● **WHAT TO PRODUCE**: Repeat, line for line, the entries printed below.

Dataset rows for apps and sites:

☆ ☆ ☆ ☆ ☆ ☆ ☆

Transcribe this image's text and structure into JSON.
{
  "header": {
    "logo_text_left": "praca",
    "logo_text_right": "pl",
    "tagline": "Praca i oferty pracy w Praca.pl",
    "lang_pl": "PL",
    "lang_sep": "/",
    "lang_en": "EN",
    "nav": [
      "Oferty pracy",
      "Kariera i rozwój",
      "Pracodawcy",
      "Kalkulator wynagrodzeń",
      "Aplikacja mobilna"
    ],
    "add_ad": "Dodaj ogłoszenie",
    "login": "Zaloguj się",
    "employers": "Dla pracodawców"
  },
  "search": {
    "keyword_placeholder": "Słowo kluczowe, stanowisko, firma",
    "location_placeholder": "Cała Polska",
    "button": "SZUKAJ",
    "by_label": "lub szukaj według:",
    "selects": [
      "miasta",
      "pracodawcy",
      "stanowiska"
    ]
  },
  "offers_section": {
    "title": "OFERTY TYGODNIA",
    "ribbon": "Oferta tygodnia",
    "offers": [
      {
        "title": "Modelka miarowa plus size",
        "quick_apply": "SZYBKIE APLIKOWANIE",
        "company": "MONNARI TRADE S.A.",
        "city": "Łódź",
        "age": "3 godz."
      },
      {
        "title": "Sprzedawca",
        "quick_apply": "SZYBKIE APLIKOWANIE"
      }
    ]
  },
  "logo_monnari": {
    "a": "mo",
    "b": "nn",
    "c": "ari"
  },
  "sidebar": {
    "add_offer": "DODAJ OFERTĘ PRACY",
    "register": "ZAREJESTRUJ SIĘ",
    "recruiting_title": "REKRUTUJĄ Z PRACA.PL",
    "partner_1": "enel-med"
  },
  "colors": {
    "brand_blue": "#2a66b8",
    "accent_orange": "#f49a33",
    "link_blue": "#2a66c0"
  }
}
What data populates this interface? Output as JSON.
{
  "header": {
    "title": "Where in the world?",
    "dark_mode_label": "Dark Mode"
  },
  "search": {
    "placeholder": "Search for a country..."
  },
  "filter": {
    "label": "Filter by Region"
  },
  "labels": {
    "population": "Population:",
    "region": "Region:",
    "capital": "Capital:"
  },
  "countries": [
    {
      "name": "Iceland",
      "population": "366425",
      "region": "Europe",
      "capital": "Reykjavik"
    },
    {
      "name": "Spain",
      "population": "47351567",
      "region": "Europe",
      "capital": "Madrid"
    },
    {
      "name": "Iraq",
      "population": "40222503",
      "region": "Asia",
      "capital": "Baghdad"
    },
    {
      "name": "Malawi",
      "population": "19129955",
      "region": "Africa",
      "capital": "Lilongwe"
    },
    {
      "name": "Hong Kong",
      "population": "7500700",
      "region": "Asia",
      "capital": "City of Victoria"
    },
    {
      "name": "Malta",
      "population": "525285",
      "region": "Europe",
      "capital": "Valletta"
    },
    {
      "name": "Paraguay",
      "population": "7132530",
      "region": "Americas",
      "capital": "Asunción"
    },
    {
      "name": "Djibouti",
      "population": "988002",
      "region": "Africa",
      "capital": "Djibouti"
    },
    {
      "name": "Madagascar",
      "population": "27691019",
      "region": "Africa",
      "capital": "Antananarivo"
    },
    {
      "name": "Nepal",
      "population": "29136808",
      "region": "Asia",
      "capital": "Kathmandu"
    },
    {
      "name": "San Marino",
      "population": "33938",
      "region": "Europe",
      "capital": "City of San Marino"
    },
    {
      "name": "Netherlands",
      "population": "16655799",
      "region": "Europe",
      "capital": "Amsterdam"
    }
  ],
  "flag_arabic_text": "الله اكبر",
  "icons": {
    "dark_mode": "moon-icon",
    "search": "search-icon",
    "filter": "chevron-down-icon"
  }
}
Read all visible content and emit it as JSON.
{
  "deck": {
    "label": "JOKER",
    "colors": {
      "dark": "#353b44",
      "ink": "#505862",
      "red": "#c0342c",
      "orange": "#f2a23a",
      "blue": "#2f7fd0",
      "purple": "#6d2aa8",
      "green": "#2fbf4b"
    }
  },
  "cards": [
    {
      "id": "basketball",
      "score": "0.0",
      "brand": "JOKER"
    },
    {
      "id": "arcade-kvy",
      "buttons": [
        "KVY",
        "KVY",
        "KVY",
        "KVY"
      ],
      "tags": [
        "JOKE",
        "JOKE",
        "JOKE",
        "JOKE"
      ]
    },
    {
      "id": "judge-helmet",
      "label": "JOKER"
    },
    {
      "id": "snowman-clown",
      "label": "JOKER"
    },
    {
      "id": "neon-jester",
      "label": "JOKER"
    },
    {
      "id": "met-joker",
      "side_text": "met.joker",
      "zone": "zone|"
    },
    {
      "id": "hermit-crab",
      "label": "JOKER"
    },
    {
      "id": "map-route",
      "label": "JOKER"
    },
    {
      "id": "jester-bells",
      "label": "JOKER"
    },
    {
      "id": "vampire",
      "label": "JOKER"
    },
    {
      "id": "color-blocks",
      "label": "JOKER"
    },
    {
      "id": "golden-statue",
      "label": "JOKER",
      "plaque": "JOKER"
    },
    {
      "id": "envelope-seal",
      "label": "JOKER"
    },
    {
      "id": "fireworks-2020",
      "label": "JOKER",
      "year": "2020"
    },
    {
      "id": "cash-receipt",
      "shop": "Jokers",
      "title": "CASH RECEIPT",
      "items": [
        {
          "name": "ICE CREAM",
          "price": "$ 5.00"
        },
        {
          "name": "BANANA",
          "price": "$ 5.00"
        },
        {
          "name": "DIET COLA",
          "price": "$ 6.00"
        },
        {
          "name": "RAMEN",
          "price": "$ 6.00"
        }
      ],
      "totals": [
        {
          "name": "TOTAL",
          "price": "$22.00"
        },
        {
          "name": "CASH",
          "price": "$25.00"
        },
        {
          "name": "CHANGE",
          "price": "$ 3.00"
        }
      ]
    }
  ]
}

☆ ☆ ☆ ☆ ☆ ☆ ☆

● **EXERCISE OUTPUT**:
Transcribe this image's text and structure into JSON.
{
  "header": {
    "logo_text_left": "praca",
    "logo_text_right": "pl",
    "tagline": "Praca i oferty pracy w Praca.pl",
    "lang_pl": "PL",
    "lang_sep": "/",
    "lang_en": "EN",
    "nav": [
      "Oferty pracy",
      "Kariera i rozwój",
      "Pracodawcy",
      "Kalkulator wynagrodzeń",
      "Aplikacja mobilna"
    ],
    "add_ad": "Dodaj ogłoszenie",
    "login": "Zaloguj się",
    "employers": "Dla pracodawców"
  },
  "search": {
    "keyword_placeholder": "Słowo kluczowe, stanowisko, firma",
    "location_placeholder": "Cała Polska",
    "button": "SZUKAJ",
    "by_label": "lub szukaj według:",
    "selects": [
      "miasta",
      "pracodawcy",
      "stanowiska"
    ]
  },
  "offers_section": {
    "title": "OFERTY TYGODNIA",
    "ribbon": "Oferta tygodnia",
    "offers": [
      {
        "title": "Modelka miarowa plus size",
        "quick_apply": "SZYBKIE APLIKOWANIE",
        "company": "MONNARI TRADE S.A.",
        "city": "Łódź",
        "age": "3 godz."
      },
      {
        "title": "Sprzedawca",
        "quick_apply": "SZYBKIE APLIKOWANIE"
      }
    ]
  },
  "logo_monnari": {
    "a": "mo",
    "b": "nn",
    "c": "ari"
  },
  "sidebar": {
    "add_offer": "DODAJ OFERTĘ PRACY",
    "register": "ZAREJESTRUJ SIĘ",
    "recruiting_title": "REKRUTUJĄ Z PRACA.PL",
    "partner_1": "enel-med"
  },
  "colors": {
    "brand_blue": "#2a66b8",
    "accent_orange": "#f49a33",
    "link_blue": "#2a66c0"
  }
}
What data populates this interface? Output as JSON.
{
  "header": {
    "title": "Where in the world?",
    "dark_mode_label": "Dark Mode"
  },
  "search": {
    "placeholder": "Search for a country..."
  },
  "filter": {
    "label": "Filter by Region"
  },
  "labels": {
    "population": "Population:",
    "region": "Region:",
    "capital": "Capital:"
  },
  "countries": [
    {
      "name": "Iceland",
      "population": "366425",
      "region": "Europe",
      "capital": "Reykjavik"
    },
    {
      "name": "Spain",
      "population": "47351567",
      "region": "Europe",
      "capital": "Madrid"
    },
    {
      "name": "Iraq",
      "population": "40222503",
      "region": "Asia",
      "capital": "Baghdad"
    },
    {
      "name": "Malawi",
      "population": "19129955",
      "region": "Africa",
      "capital": "Lilongwe"
    },
    {
      "name": "Hong Kong",
      "population": "7500700",
      "region": "Asia",
      "capital": "City of Victoria"
    },
    {
      "name": "Malta",
      "population": "525285",
      "region": "Europe",
      "capital": "Valletta"
    },
    {
      "name": "Paraguay",
      "population": "7132530",
      "region": "Americas",
      "capital": "Asunción"
    },
    {
      "name": "Djibouti",
      "population": "988002",
      "region": "Africa",
      "capital": "Djibouti"
    },
    {
      "name": "Madagascar",
      "population": "27691019",
      "region": "Africa",
      "capital": "Antananarivo"
    },
    {
      "name": "Nepal",
      "population": "29136808",
      "region": "Asia",
      "capital": "Kathmandu"
    },
    {
      "name": "San Marino",
      "population": "33938",
      "region": "Europe",
      "capital": "City of San Marino"
    },
    {
      "name": "Netherlands",
      "population": "16655799",
      "region": "Europe",
      "capital": "Amsterdam"
    }
  ],
  "flag_arabic_text": "الله اكبر",
  "icons": {
    "dark_mode": "moon-icon",
    "search": "search-icon",
    "filter": "chevron-down-icon"
  }
}
Read all visible content and emit it as JSON.
{
  "deck": {
    "label": "JOKER",
    "colors": {
      "dark": "#353b44",
      "ink": "#505862",
      "red": "#c0342c",
      "orange": "#f2a23a",
      "blue": "#2f7fd0",
      "purple": "#6d2aa8",
      "green": "#2fbf4b"
    }
  },
  "cards": [
    {
      "id": "basketball",
      "score": "0.0",
      "brand": "JOKER"
    },
    {
      "id": "arcade-kvy",
      "buttons": [
        "KVY",
        "KVY",
        "KVY",
        "KVY"
      ],
      "tags": [
        "JOKE",
        "JOKE",
        "JOKE",
        "JOKE"
      ]
    },
    {
      "id": "judge-helmet",
      "label": "JOKER"
    },
    {
      "id": "snowman-clown",
      "label": "JOKER"
    },
    {
      "id": "neon-jester",
      "label": "JOKER"
    },
    {
      "id": "met-joker",
      "side_text": "met.joker",
      "zone": "zone|"
    },
    {
      "id": "hermit-crab",
      "label": "JOKER"
    },
    {
      "id": "map-route",
      "label": "JOKER"
    },
    {
      "id": "jester-bells",
      "label": "JOKER"
    },
    {
      "id": "vampire",
      "label": "JOKER"
    },
    {
      "id": "color-blocks",
      "label": "JOKER"
    },
    {
      "id": "golden-statue",
      "label": "JOKER",
      "plaque": "JOKER"
    },
    {
      "id": "envelope-seal",
      "label": "JOKER"
    },
    {
      "id": "fireworks-2020",
      "label": "JOKER",
      "year": "2020"
    },
    {
      "id": "cash-receipt",
      "shop": "Jokers",
      "title": "CASH RECEIPT",
      "items": [
        {
          "name": "ICE CREAM",
          "price": "$ 5.00"
        },
        {
          "name": "BANANA",
          "price": "$ 5.00"
        },
        {
          "name": "DIET COLA",
          "price": "$ 6.00"
        },
        {
          "name": "RAMEN",
          "price": "$ 6.00"
        }
      ],
      "totals": [
        {
          "name": "TOTAL",
          "price": "$22.00"
        },
        {
          "name": "CASH",
          "price": "$25.00"
        },
        {
          "name": "CHANGE",
          "price": "$ 3.00"
        }
      ]
    }
  ]
}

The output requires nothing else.